In 2009, then-Army Surgeon General Lt. Gen. (Dr.) Eric Schoomaker chartered the Army Pain Management Task Force, which sought to make recommendations for a comprehensive pain management strategy, ensuring an optimal quality of life for service members and other patients dealing with pain. It became clear to the military that pain should be viewed as more than just a number, and over the last several years, the military has been dedicated to researching and developing more effective tools for pain management, ultimately reducing the number of those potentially exposed to opioid addiction.
The task force's efforts led to the development of DVCIPM, which was designated as a Defense Department Center of Excellence last year.
Schoomaker, now retired, continues to lead these efforts, serving as vice chair for leadership, centers and programs for USU's department of military and emergency medicine, which oversees DVCIPM.

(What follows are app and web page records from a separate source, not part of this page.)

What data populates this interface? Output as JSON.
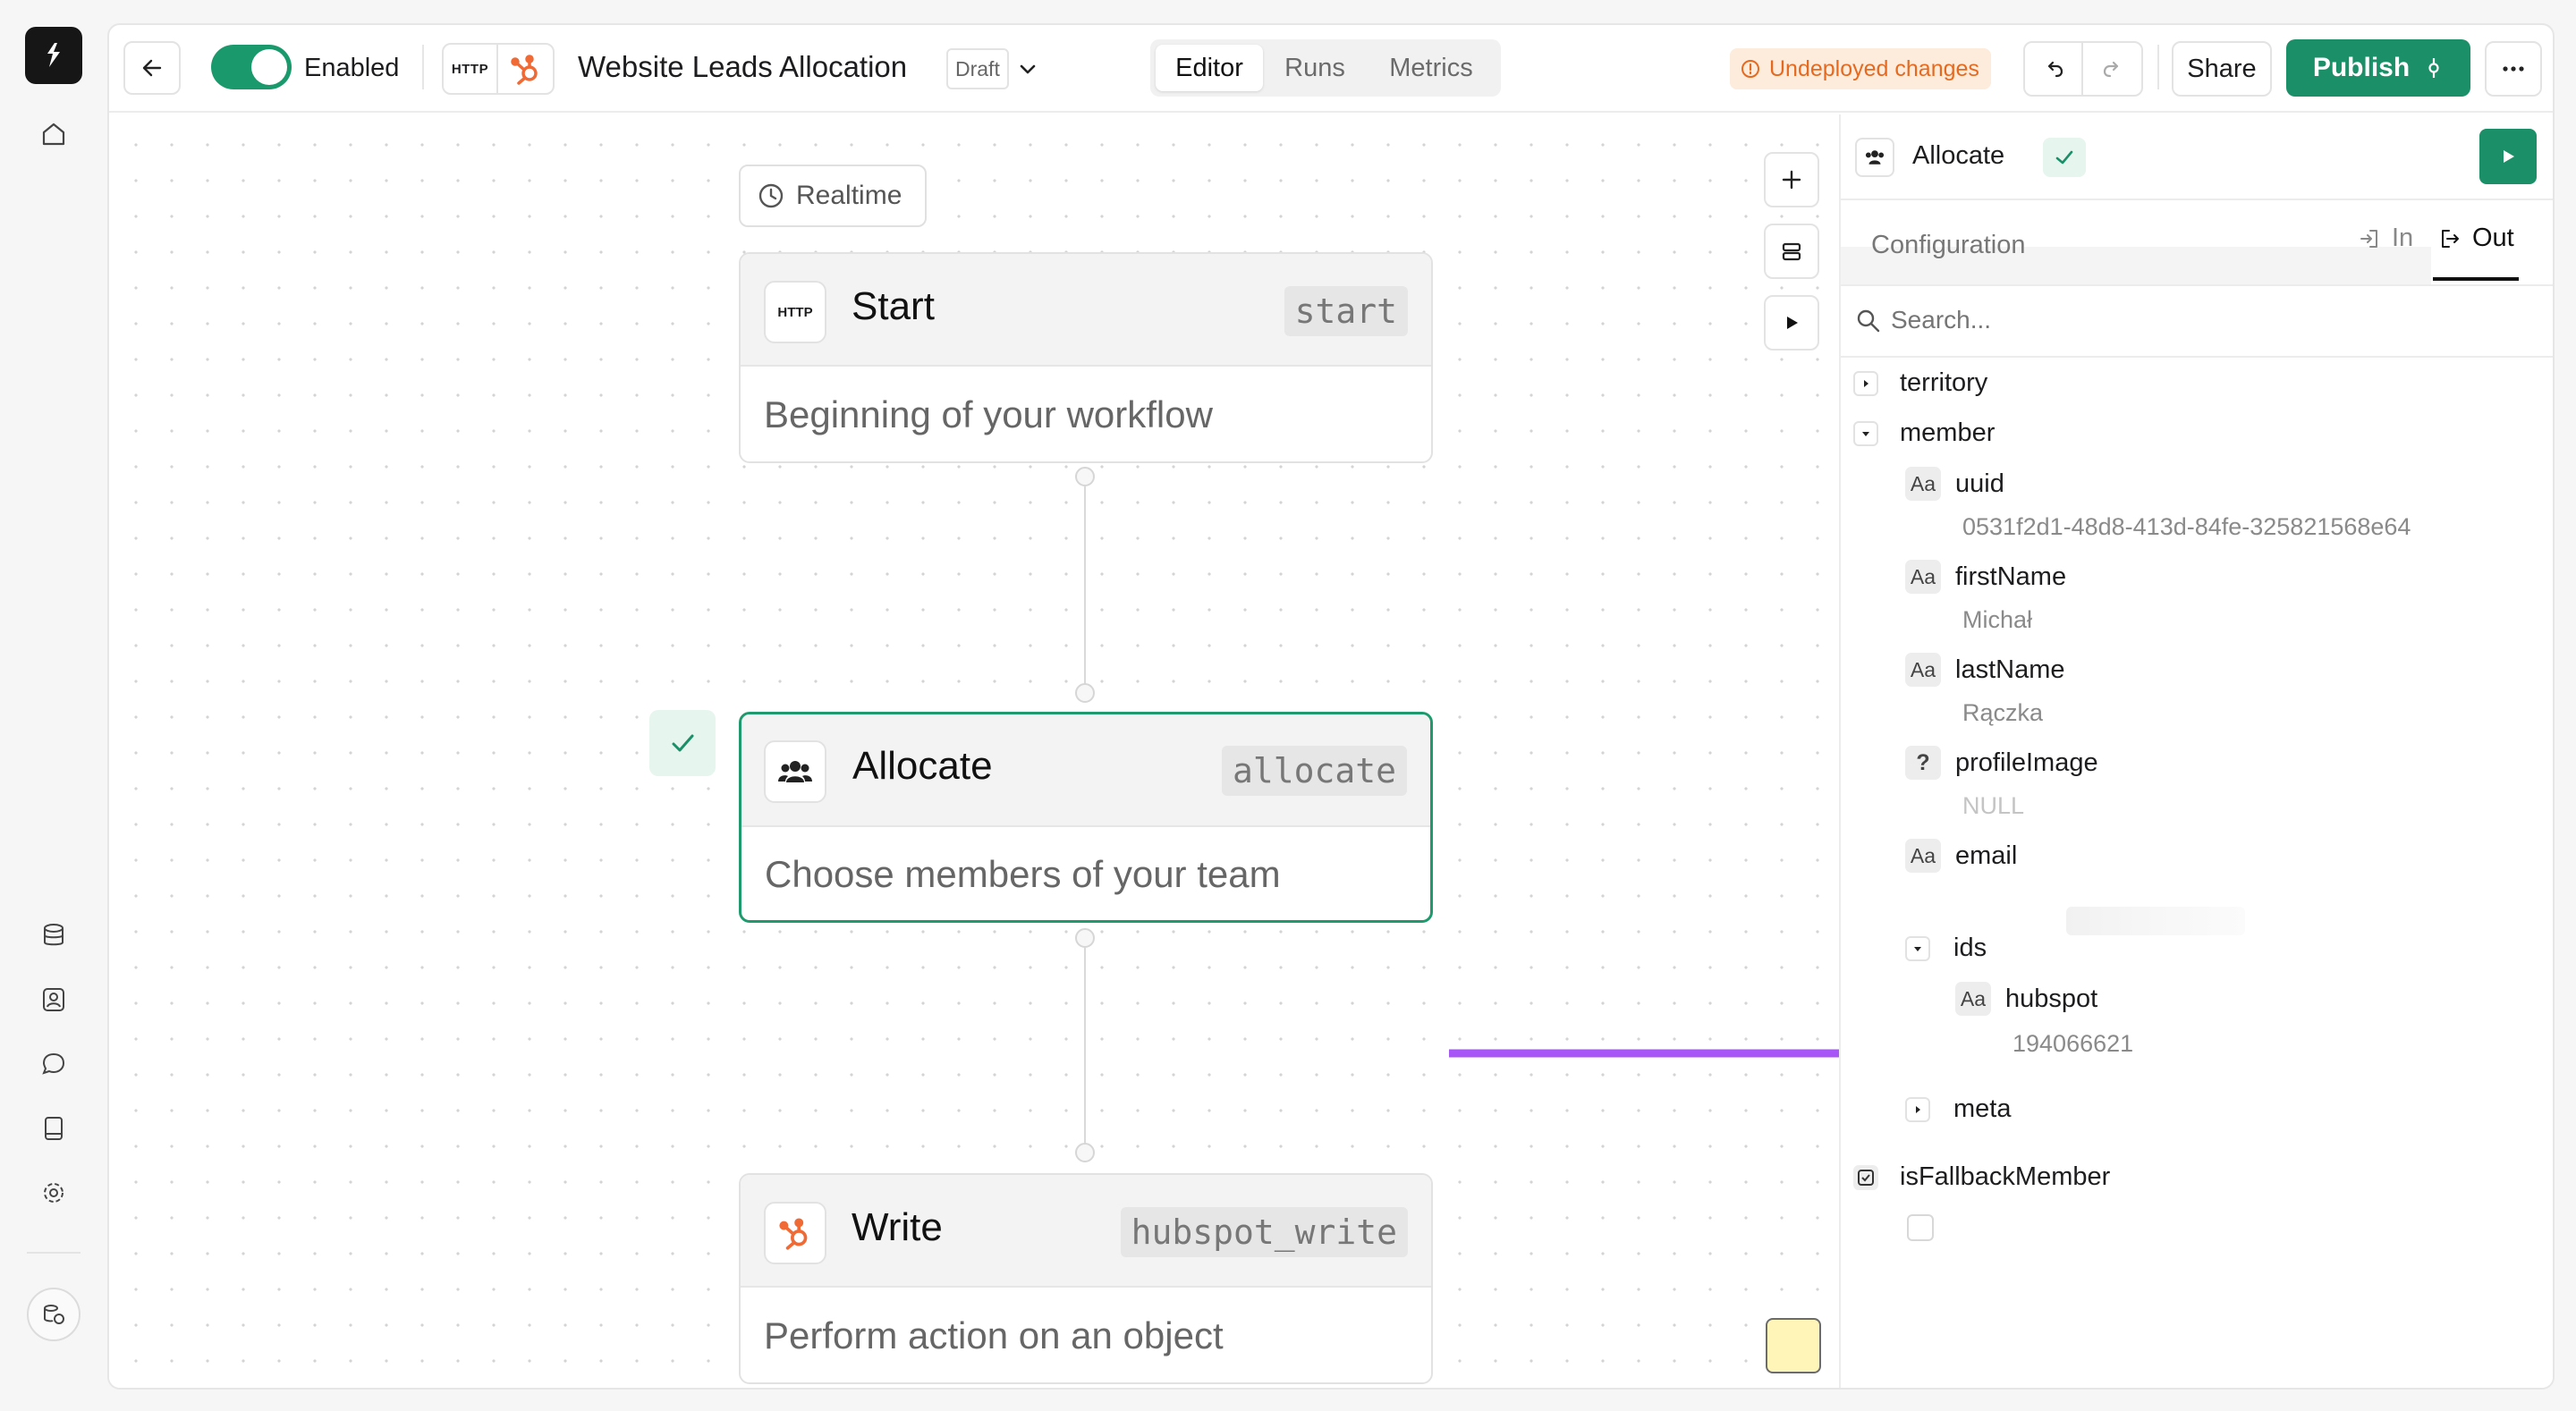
{
  "header": {
    "toggle_label": "Enabled",
    "toggle_on": true,
    "http_badge": "HTTP",
    "workflow_title": "Website Leads Allocation",
    "status_badge": "Draft",
    "tabs": [
      {
        "label": "Editor",
        "active": true
      },
      {
        "label": "Runs",
        "active": false
      },
      {
        "label": "Metrics",
        "active": false
      }
    ],
    "warning": "Undeployed changes",
    "share_label": "Share",
    "publish_label": "Publish",
    "accent_color": "#1a8f68",
    "warning_color": "#e56a1f"
  },
  "canvas": {
    "trigger_label": "Realtime",
    "nodes": [
      {
        "title": "Start",
        "key": "start",
        "description": "Beginning of your workflow",
        "icon": "http-icon"
      },
      {
        "title": "Allocate",
        "key": "allocate",
        "description": "Choose members of your team",
        "icon": "team-icon",
        "selected": true
      },
      {
        "title": "Write",
        "key": "hubspot_write",
        "description": "Perform action on an object",
        "icon": "hubspot-icon"
      }
    ]
  },
  "panel": {
    "title": "Allocate",
    "config_label": "Configuration",
    "in_label": "In",
    "out_label": "Out",
    "search_placeholder": "Search...",
    "tree": {
      "territory": "territory",
      "member": "member",
      "uuid_key": "uuid",
      "uuid_value": "0531f2d1-48d8-413d-84fe-325821568e64",
      "firstName_key": "firstName",
      "firstName_value": "Michał",
      "lastName_key": "lastName",
      "lastName_value": "Rączka",
      "profileImage_key": "profileImage",
      "profileImage_value": "NULL",
      "email_key": "email",
      "ids_key": "ids",
      "hubspot_key": "hubspot",
      "hubspot_value": "194066621",
      "meta_key": "meta",
      "isFallback_key": "isFallbackMember",
      "string_type": "Aa",
      "unknown_type": "?"
    }
  },
  "annotation": {
    "arrow_color": "#a855f7"
  }
}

"We now have good evidence for the use of non-pharmacologic, non-opioid treatments, such as yoga, guided imagery, medical massage, chiropractic, acupuncture, Tai Chi, as well as a closely related movement therapy called Qigong, and music therapy," he said. "We have pretty good research to endorse their use."
Because these practices might not work the same for each person, he added, it's important to use a variety of these modalities as part of a comprehensive program, tailored to the needs of an individual with chronic pain. Now, thanks to the official collaboration between USU and WVU, DVCIPM will have the opportunity to continue researching the efficacy of various integrative modalities and the pain management tools and resources they've developed.
"We owe it to our patients, and we owe it to practitioners, to only use tools that have good evidence for their use," Schoomaker said.
Gathering, Measuring Data
DVCIPM Director Dr. Chester "Trip" Buckenmaier said the center's tools and resources have mainly been used in a fairly selective population within the military. Studying their efficacy in a smaller system within a state's civilian infrastructure will allow them to gather and measure data on how successful they can be in a broader population, which will continue to help illustrate the potential these tools have.
"It's important to have relationships like we have with West Virginia. … They pay off in so many different ways that you can never anticipate," Schoomaker said.
Dr. Mike Brumage, WVU's assistant dean for Public Health Practice and Service, initiated the collaborative effort by reaching out to USU about two years ago, wanting to do something about the issue affecting his native West Virginia. At the time, he had just retired after a 25-year career in the U.S. Army Medical Corps, and was able to connect with former military health colleagues, including Schoomaker and then-Army Maj. Gen. (Dr.) Richard Thomas, who was serving as the Defense Health Agency's chief medical officer. Thomas is an alumnus of WVU's undergraduate, dental and medical programs, and is now USU's president.
This quickly led to several more meetings and discussions, led by Dr. Clay Marsh, vice president and executive dean of WVU's Health Sciences Center, and Dr. Bill Ramsey, assistant vice president of coordination and logistics for the center. Ultimately, they arrived at a CRADA, signed off by Thomas and Marsh, and have since continued looking for ways to make the most out of their collaboration.
The hope is that this joint effort will galvanize further interest from other entities, Schoomaker said, leading to other similar collaborations, ultimately continuing the fight against a crisis that's impacting the entire nation.